> Dataset records
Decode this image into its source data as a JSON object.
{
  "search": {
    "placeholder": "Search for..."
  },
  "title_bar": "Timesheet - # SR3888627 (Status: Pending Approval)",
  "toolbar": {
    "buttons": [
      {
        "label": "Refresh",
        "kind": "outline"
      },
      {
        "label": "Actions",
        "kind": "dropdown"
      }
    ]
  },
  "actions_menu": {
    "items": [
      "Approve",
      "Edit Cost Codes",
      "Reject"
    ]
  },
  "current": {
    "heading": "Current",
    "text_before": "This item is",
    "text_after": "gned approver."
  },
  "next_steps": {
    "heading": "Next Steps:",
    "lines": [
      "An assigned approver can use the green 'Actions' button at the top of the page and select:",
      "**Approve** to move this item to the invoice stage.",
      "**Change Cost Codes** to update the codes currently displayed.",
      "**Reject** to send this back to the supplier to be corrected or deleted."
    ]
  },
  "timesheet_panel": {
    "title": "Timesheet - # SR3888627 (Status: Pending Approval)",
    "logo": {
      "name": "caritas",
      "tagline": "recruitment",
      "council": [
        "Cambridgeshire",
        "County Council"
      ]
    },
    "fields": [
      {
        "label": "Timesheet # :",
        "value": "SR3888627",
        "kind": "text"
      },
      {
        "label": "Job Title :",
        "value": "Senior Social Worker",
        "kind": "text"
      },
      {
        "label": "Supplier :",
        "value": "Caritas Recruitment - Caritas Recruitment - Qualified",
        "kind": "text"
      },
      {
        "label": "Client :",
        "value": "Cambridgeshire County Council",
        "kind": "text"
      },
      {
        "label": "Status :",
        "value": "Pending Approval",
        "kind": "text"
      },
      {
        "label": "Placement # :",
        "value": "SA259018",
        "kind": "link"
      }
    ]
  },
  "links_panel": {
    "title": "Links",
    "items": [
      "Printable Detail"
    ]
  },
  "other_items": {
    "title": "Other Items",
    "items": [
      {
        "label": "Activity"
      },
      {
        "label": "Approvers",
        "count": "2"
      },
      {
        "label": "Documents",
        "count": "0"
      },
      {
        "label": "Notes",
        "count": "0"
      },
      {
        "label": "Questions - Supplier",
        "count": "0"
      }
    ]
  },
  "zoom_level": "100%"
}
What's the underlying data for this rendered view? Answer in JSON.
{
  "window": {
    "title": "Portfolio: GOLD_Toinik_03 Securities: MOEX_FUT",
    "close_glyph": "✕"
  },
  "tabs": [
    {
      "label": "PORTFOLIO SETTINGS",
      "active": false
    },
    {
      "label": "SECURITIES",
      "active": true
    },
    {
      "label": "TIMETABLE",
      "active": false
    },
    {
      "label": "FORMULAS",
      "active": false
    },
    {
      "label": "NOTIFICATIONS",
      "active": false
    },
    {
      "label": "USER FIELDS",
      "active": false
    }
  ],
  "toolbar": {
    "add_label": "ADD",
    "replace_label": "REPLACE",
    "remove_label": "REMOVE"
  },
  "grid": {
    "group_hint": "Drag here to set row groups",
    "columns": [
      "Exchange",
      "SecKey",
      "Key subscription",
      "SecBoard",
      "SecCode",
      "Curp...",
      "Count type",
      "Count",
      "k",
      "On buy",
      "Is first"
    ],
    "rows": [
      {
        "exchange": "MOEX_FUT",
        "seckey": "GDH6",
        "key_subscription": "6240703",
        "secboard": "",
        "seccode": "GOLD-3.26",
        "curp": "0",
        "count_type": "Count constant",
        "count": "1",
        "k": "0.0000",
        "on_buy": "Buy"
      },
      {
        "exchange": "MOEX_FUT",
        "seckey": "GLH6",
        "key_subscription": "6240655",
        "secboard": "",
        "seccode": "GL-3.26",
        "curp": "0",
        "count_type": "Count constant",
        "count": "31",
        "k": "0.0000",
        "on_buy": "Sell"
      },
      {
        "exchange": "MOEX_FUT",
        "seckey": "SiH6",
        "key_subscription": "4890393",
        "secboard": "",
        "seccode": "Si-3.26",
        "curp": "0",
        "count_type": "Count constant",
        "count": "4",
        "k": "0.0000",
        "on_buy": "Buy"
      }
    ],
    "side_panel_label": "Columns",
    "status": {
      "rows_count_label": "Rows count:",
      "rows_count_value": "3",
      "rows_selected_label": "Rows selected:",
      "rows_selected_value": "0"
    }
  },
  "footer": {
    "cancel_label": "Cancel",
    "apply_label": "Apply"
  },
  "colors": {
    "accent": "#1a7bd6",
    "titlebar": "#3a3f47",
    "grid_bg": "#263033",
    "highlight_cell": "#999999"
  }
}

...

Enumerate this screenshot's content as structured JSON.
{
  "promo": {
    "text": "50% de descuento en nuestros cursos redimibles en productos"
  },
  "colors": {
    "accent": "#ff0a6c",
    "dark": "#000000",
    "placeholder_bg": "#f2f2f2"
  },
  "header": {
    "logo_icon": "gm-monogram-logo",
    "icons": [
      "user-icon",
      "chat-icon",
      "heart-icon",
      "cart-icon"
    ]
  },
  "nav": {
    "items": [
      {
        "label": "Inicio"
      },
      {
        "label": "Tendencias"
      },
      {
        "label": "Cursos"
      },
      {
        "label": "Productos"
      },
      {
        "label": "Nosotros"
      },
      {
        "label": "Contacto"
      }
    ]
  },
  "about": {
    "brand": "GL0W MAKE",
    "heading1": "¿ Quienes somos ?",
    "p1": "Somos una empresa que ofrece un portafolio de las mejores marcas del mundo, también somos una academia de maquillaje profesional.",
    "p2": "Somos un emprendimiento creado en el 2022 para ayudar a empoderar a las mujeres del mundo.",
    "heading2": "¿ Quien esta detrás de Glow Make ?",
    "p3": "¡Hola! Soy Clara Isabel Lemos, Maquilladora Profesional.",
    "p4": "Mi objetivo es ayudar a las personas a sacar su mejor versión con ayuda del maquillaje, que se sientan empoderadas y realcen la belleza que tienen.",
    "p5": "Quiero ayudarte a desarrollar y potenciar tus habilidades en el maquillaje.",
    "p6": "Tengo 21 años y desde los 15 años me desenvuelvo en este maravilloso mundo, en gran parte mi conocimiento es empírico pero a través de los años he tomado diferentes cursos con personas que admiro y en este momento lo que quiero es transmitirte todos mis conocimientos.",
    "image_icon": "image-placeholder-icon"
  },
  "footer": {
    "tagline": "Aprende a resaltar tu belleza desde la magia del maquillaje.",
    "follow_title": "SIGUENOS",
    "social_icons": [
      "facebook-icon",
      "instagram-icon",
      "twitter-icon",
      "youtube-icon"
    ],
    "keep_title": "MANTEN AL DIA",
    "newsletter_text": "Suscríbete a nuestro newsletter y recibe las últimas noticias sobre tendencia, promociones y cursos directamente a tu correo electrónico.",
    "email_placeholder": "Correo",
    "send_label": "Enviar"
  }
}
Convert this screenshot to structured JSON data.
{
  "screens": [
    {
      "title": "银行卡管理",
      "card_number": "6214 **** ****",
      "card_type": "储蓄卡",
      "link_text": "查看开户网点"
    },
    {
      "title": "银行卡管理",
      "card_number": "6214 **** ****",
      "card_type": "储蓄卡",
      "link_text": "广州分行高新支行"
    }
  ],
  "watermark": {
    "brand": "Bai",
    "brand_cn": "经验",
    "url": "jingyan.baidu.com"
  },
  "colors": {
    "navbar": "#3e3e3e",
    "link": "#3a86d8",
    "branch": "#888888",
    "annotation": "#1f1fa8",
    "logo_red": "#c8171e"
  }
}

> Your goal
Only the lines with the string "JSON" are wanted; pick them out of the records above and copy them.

> Written answer
Decode this image into its source data as a JSON object.
What's the underlying data for this rendered view? Answer in JSON.
Enumerate this screenshot's content as structured JSON.
Convert this screenshot to structured JSON data.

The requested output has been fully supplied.